Among the entries below, count the lines that contain the word "JSON". Respond with the count only.
Start of Information provided
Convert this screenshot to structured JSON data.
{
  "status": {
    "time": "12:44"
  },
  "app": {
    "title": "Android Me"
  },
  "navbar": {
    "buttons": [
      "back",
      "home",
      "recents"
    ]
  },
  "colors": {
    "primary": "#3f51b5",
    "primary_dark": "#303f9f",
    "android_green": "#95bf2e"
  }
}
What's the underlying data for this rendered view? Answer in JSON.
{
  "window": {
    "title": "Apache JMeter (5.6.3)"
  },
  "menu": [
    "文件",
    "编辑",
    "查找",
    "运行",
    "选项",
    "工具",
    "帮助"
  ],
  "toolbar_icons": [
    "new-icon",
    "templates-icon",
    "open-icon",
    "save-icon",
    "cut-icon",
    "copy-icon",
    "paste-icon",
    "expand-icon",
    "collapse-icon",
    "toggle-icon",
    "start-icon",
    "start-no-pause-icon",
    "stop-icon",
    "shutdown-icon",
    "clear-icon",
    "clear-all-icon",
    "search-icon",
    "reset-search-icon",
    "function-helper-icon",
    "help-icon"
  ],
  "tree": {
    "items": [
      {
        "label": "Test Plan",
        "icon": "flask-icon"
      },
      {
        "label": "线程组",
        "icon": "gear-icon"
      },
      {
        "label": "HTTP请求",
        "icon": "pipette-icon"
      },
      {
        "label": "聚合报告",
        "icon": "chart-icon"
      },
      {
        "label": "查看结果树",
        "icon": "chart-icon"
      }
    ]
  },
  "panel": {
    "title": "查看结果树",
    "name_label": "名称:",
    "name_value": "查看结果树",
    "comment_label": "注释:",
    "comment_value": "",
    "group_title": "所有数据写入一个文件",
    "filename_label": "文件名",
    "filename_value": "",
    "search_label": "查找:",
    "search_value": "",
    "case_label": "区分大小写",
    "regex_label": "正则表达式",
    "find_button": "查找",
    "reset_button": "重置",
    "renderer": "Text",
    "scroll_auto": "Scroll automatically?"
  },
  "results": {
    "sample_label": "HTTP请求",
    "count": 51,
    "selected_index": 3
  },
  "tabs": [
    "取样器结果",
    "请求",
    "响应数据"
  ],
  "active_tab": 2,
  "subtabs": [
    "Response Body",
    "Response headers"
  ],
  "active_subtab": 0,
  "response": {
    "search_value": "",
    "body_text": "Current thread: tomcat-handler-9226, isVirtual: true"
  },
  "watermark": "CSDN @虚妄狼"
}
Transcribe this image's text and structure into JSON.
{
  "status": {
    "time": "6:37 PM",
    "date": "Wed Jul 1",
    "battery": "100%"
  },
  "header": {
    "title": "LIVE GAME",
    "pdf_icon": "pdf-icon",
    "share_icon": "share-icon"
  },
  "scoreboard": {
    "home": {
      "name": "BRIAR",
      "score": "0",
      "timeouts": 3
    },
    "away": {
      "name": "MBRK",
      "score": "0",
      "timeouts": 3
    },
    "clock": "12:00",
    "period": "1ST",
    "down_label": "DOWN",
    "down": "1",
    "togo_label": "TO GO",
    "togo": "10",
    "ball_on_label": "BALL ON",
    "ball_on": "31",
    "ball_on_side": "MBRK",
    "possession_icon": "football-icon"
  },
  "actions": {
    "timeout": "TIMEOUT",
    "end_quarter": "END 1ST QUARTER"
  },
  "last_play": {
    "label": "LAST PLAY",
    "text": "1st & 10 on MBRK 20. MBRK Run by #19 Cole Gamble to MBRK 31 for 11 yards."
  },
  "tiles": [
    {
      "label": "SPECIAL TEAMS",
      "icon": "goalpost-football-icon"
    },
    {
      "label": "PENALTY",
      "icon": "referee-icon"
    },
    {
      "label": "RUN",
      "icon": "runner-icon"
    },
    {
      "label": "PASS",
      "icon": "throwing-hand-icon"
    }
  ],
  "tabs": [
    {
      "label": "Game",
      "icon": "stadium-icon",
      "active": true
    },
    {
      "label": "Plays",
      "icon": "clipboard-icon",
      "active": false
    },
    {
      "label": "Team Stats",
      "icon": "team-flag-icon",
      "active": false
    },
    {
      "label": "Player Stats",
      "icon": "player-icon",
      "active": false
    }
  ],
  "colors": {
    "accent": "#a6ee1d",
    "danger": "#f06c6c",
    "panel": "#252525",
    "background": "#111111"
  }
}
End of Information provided
### Result of the exercise
3